Nissan Qashqai SUV

£18,545 - £28,910

The Nissan Qashqai was originally launched in 2007 and was almost single-handedly responsible for the advent of the incredibly successful crossover market in Europe. The Qashqai was one of the first cars that delivered both the low running costs of a standard family hatchback with the styling and elevated driving position of an SUV.

The current, second-generation Qashqai was introduced at the beginning of 2014 and has much more competition than the first version did back in 2007. It was largely down to the success of the first Qashqai that cars like the Volkswagen Tiguan, Audi Q3, Ford Kuga, Mazda CX-5 and Kia Sportage were launched. The Renault Kadjar arrived even more recently, and is a particularly worthy rival to the Qashqai, perhaps because it shares a number of mechanical parts. There is also the Dacia Duster, which is the budget alternative to all these more expensive mainstream options.
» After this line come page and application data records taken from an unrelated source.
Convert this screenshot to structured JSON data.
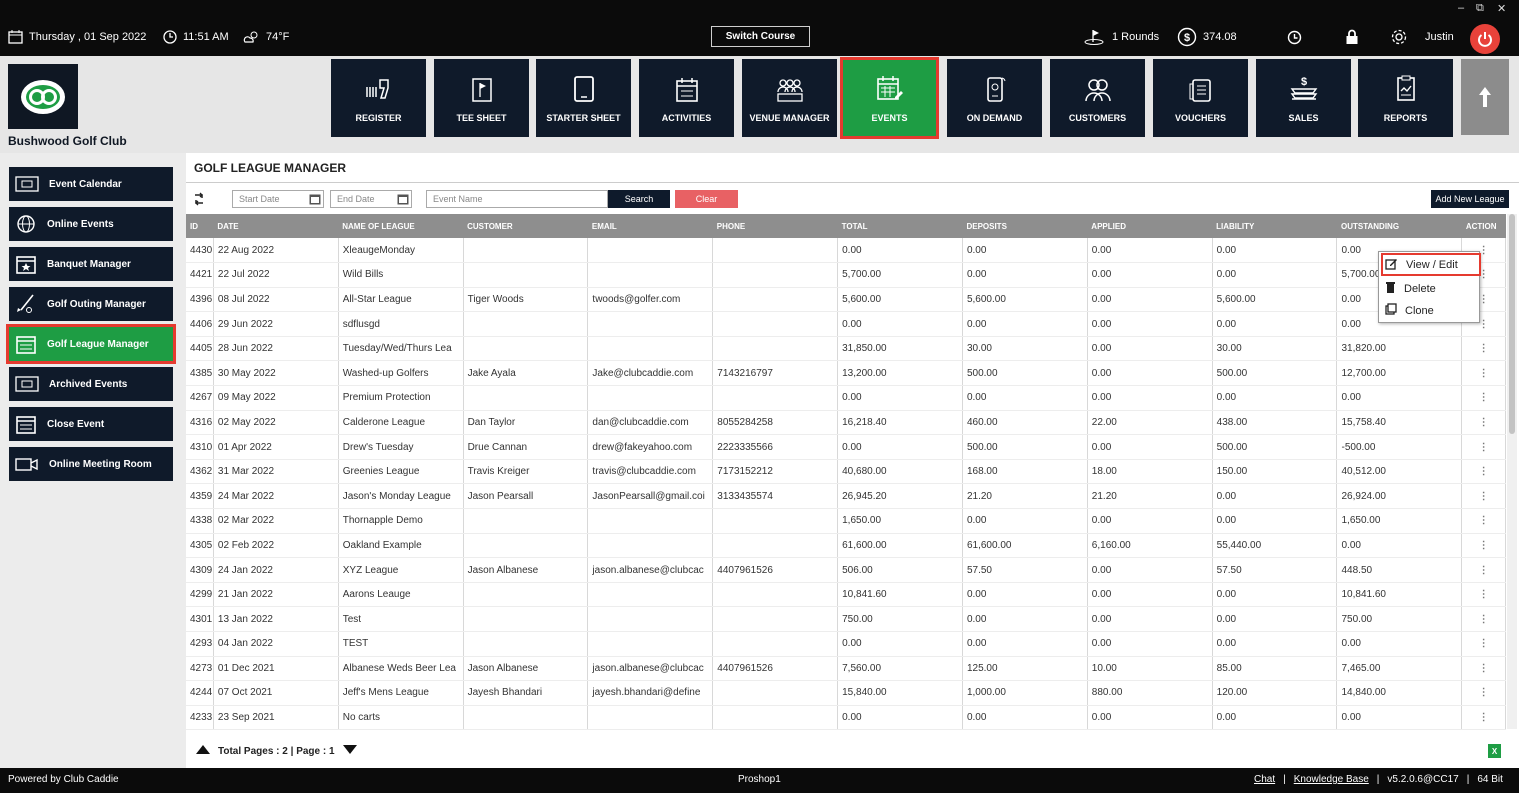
{
  "topbar": {
    "date": "Thursday , 01 Sep 2022",
    "time": "11:51 AM",
    "weather": "74°F",
    "switch_course": "Switch Course",
    "rounds": "1 Rounds",
    "balance": "374.08",
    "user": "Justin"
  },
  "club": {
    "name": "Bushwood Golf Club"
  },
  "nav": [
    {
      "label": "REGISTER",
      "icon": "barcode-scanner-icon"
    },
    {
      "label": "TEE SHEET",
      "icon": "flag-board-icon"
    },
    {
      "label": "STARTER SHEET",
      "icon": "tablet-icon"
    },
    {
      "label": "ACTIVITIES",
      "icon": "calendar-list-icon"
    },
    {
      "label": "VENUE MANAGER",
      "icon": "people-group-icon"
    },
    {
      "label": "EVENTS",
      "icon": "calendar-edit-icon"
    },
    {
      "label": "ON DEMAND",
      "icon": "phone-icon"
    },
    {
      "label": "CUSTOMERS",
      "icon": "customers-icon"
    },
    {
      "label": "VOUCHERS",
      "icon": "voucher-icon"
    },
    {
      "label": "SALES",
      "icon": "cash-icon"
    },
    {
      "label": "REPORTS",
      "icon": "report-icon"
    }
  ],
  "sidebar": [
    {
      "label": "Event Calendar"
    },
    {
      "label": "Online Events"
    },
    {
      "label": "Banquet Manager"
    },
    {
      "label": "Golf Outing Manager"
    },
    {
      "label": "Golf League Manager"
    },
    {
      "label": "Archived Events"
    },
    {
      "label": "Close Event"
    },
    {
      "label": "Online Meeting Room"
    }
  ],
  "main": {
    "title": "GOLF LEAGUE MANAGER",
    "start_placeholder": "Start Date",
    "end_placeholder": "End Date",
    "name_placeholder": "Event Name",
    "search_label": "Search",
    "clear_label": "Clear",
    "add_label": "Add New League",
    "pagination": "Total Pages : 2 | Page : 1",
    "excel": "X"
  },
  "table": {
    "headers": [
      "ID",
      "DATE",
      "NAME OF LEAGUE",
      "CUSTOMER",
      "EMAIL",
      "PHONE",
      "TOTAL",
      "DEPOSITS",
      "APPLIED",
      "LIABILITY",
      "OUTSTANDING",
      "ACTION"
    ],
    "rows": [
      [
        "4430",
        "22 Aug 2022",
        "XleaugeMonday",
        "",
        "",
        "",
        "0.00",
        "0.00",
        "0.00",
        "0.00",
        "0.00",
        "⋮"
      ],
      [
        "4421",
        "22 Jul 2022",
        "Wild Bills",
        "",
        "",
        "",
        "5,700.00",
        "0.00",
        "0.00",
        "0.00",
        "5,700.00",
        "⋮"
      ],
      [
        "4396",
        "08 Jul 2022",
        "All-Star League",
        "Tiger Woods",
        "twoods@golfer.com",
        "",
        "5,600.00",
        "5,600.00",
        "0.00",
        "5,600.00",
        "0.00",
        "⋮"
      ],
      [
        "4406",
        "29 Jun 2022",
        "sdflusgd",
        "",
        "",
        "",
        "0.00",
        "0.00",
        "0.00",
        "0.00",
        "0.00",
        "⋮"
      ],
      [
        "4405",
        "28 Jun 2022",
        "Tuesday/Wed/Thurs Lea",
        "",
        "",
        "",
        "31,850.00",
        "30.00",
        "0.00",
        "30.00",
        "31,820.00",
        "⋮"
      ],
      [
        "4385",
        "30 May 2022",
        "Washed-up Golfers",
        "Jake Ayala",
        "Jake@clubcaddie.com",
        "7143216797",
        "13,200.00",
        "500.00",
        "0.00",
        "500.00",
        "12,700.00",
        "⋮"
      ],
      [
        "4267",
        "09 May 2022",
        "Premium Protection",
        "",
        "",
        "",
        "0.00",
        "0.00",
        "0.00",
        "0.00",
        "0.00",
        "⋮"
      ],
      [
        "4316",
        "02 May 2022",
        "Calderone League",
        "Dan Taylor",
        "dan@clubcaddie.com",
        "8055284258",
        "16,218.40",
        "460.00",
        "22.00",
        "438.00",
        "15,758.40",
        "⋮"
      ],
      [
        "4310",
        "01 Apr 2022",
        "Drew's Tuesday",
        "Drue Cannan",
        "drew@fakeyahoo.com",
        "2223335566",
        "0.00",
        "500.00",
        "0.00",
        "500.00",
        "-500.00",
        "⋮"
      ],
      [
        "4362",
        "31 Mar 2022",
        "Greenies League",
        "Travis Kreiger",
        "travis@clubcaddie.com",
        "7173152212",
        "40,680.00",
        "168.00",
        "18.00",
        "150.00",
        "40,512.00",
        "⋮"
      ],
      [
        "4359",
        "24 Mar 2022",
        "Jason's Monday League",
        "Jason Pearsall",
        "JasonPearsall@gmail.coi",
        "3133435574",
        "26,945.20",
        "21.20",
        "21.20",
        "0.00",
        "26,924.00",
        "⋮"
      ],
      [
        "4338",
        "02 Mar 2022",
        "Thornapple Demo",
        "",
        "",
        "",
        "1,650.00",
        "0.00",
        "0.00",
        "0.00",
        "1,650.00",
        "⋮"
      ],
      [
        "4305",
        "02 Feb 2022",
        "Oakland Example",
        "",
        "",
        "",
        "61,600.00",
        "61,600.00",
        "6,160.00",
        "55,440.00",
        "0.00",
        "⋮"
      ],
      [
        "4309",
        "24 Jan 2022",
        "XYZ League",
        "Jason Albanese",
        "jason.albanese@clubcac",
        "4407961526",
        "506.00",
        "57.50",
        "0.00",
        "57.50",
        "448.50",
        "⋮"
      ],
      [
        "4299",
        "21 Jan 2022",
        "Aarons Leauge",
        "",
        "",
        "",
        "10,841.60",
        "0.00",
        "0.00",
        "0.00",
        "10,841.60",
        "⋮"
      ],
      [
        "4301",
        "13 Jan 2022",
        "Test",
        "",
        "",
        "",
        "750.00",
        "0.00",
        "0.00",
        "0.00",
        "750.00",
        "⋮"
      ],
      [
        "4293",
        "04 Jan 2022",
        "TEST",
        "",
        "",
        "",
        "0.00",
        "0.00",
        "0.00",
        "0.00",
        "0.00",
        "⋮"
      ],
      [
        "4273",
        "01 Dec 2021",
        "Albanese Weds Beer Lea",
        "Jason Albanese",
        "jason.albanese@clubcac",
        "4407961526",
        "7,560.00",
        "125.00",
        "10.00",
        "85.00",
        "7,465.00",
        "⋮"
      ],
      [
        "4244",
        "07 Oct 2021",
        "Jeff's Mens League",
        "Jayesh Bhandari",
        "jayesh.bhandari@define",
        "",
        "15,840.00",
        "1,000.00",
        "880.00",
        "120.00",
        "14,840.00",
        "⋮"
      ],
      [
        "4233",
        "23 Sep 2021",
        "No carts",
        "",
        "",
        "",
        "0.00",
        "0.00",
        "0.00",
        "0.00",
        "0.00",
        "⋮"
      ]
    ]
  },
  "context_menu": {
    "view_edit": "View / Edit",
    "delete": "Delete",
    "clone": "Clone"
  },
  "status": {
    "left": "Powered by Club Caddie",
    "center": "Proshop1",
    "chat": "Chat",
    "kb": "Knowledge Base",
    "version": "v5.2.0.6@CC17",
    "bits": "64 Bit",
    "sep": "|"
  },
  "colors": {
    "navy": "#0f1a2a",
    "active_green": "#1e9d44",
    "highlight_red": "#e53a2f",
    "search_navy": "#0e1a2b",
    "clear_red": "#e86164",
    "power_red": "#e8423a"
  }
}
The latest Qashqai is a much more stylish car to behold than the previous model and the range of engines on offer is strong. There are 1.2-litre and 1.6-litre petrol engines, as well as a 1.5-litre and 1.6-litre diesel. The 1.2-litre petrol engine is particularly adept around town, while the 1.6-litre diesel engine makes the Qashqai a very competent car for motorway cruising, so there are choices for a broad spectrum of buyers.

Our pick is the 1.5-litre diesel, which is capable of an impressive 70mpg. Rest assured, though, that whichever engine you plump for, the Qashqai retains its composed handling, responsive steering and compliant ride regardless.

The Qashqai feels spacious inside and has a big boot. Even the entry-level Visia model comes with a decent level of kit, including a five-inch colour screen for the infotainment system, electric windows all-round, air-conditioning, cruise control and a height adjustable driver's seat. The Acenta and Acenta Premium models offer a good blend of equipment and value-for-money, while the top-spec Tekna is loaded with extras, but is quite expensive.

Euro NCAP awarded the Qashqai the maximum five-star rating when it subjected the car to its crash test programme. Things are not quite as rosy when it comes to customer satisfaction though, with the Qashqai only managing a mid-table result and Nissan doing poorly as a brand in our annual Driver Power suvey.

In our best 4x4s and SUVs video below, we compare the Nissan Qashqai to two of its biggest rivals: the Mazda CX-5 and the good-value Dacia Duster: